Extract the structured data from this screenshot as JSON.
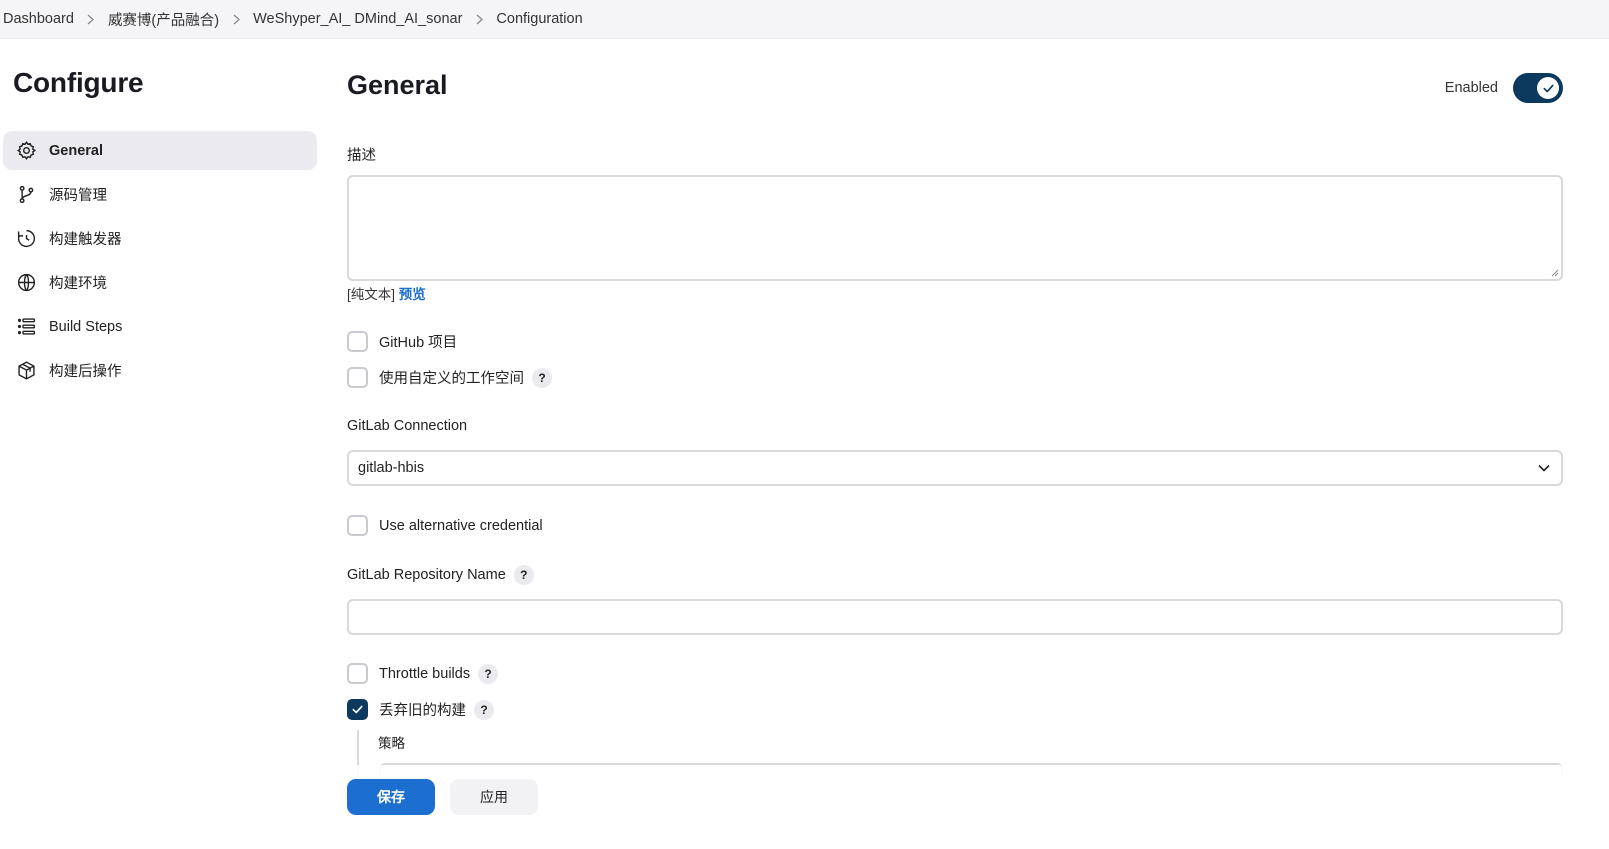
{
  "breadcrumb": [
    "Dashboard",
    "威赛博(产品融合)",
    "WeShyper_AI_ DMind_AI_sonar",
    "Configuration"
  ],
  "sidebar": {
    "title": "Configure",
    "items": [
      {
        "label": "General",
        "icon": "gear-icon",
        "active": true
      },
      {
        "label": "源码管理",
        "icon": "branch-icon",
        "active": false
      },
      {
        "label": "构建触发器",
        "icon": "clock-icon",
        "active": false
      },
      {
        "label": "构建环境",
        "icon": "globe-icon",
        "active": false
      },
      {
        "label": "Build Steps",
        "icon": "list-icon",
        "active": false
      },
      {
        "label": "构建后操作",
        "icon": "package-icon",
        "active": false
      }
    ]
  },
  "main": {
    "title": "General",
    "enabled_label": "Enabled",
    "enabled": true,
    "description_label": "描述",
    "description_value": "",
    "format_text": "[纯文本]",
    "preview_link": "预览",
    "github_project_label": "GitHub 项目",
    "custom_workspace_label": "使用自定义的工作空间",
    "gitlab_connection_label": "GitLab Connection",
    "gitlab_connection_value": "gitlab-hbis",
    "alt_credential_label": "Use alternative credential",
    "gitlab_repo_label": "GitLab Repository Name",
    "gitlab_repo_value": "",
    "throttle_label": "Throttle builds",
    "discard_old_label": "丢弃旧的构建",
    "discard_old_checked": true,
    "strategy_label": "策略",
    "help_symbol": "?"
  },
  "actions": {
    "save_label": "保存",
    "apply_label": "应用"
  },
  "colors": {
    "primary": "#1c6ed0",
    "toggle": "#0b3a5e",
    "active_bg": "#ebebef"
  }
}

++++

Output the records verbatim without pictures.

Reply
Extract the structured data from this screenshot as JSON.
{
  "breadcrumb": [
    "Dashboard",
    "威赛博(产品融合)",
    "WeShyper_AI_ DMind_AI_sonar",
    "Configuration"
  ],
  "sidebar": {
    "title": "Configure",
    "items": [
      {
        "label": "General",
        "icon": "gear-icon",
        "active": true
      },
      {
        "label": "源码管理",
        "icon": "branch-icon",
        "active": false
      },
      {
        "label": "构建触发器",
        "icon": "clock-icon",
        "active": false
      },
      {
        "label": "构建环境",
        "icon": "globe-icon",
        "active": false
      },
      {
        "label": "Build Steps",
        "icon": "list-icon",
        "active": false
      },
      {
        "label": "构建后操作",
        "icon": "package-icon",
        "active": false
      }
    ]
  },
  "main": {
    "title": "General",
    "enabled_label": "Enabled",
    "enabled": true,
    "description_label": "描述",
    "description_value": "",
    "format_text": "[纯文本]",
    "preview_link": "预览",
    "github_project_label": "GitHub 项目",
    "custom_workspace_label": "使用自定义的工作空间",
    "gitlab_connection_label": "GitLab Connection",
    "gitlab_connection_value": "gitlab-hbis",
    "alt_credential_label": "Use alternative credential",
    "gitlab_repo_label": "GitLab Repository Name",
    "gitlab_repo_value": "",
    "throttle_label": "Throttle builds",
    "discard_old_label": "丢弃旧的构建",
    "discard_old_checked": true,
    "strategy_label": "策略",
    "help_symbol": "?"
  },
  "actions": {
    "save_label": "保存",
    "apply_label": "应用"
  },
  "colors": {
    "primary": "#1c6ed0",
    "toggle": "#0b3a5e",
    "active_bg": "#ebebef"
  }
}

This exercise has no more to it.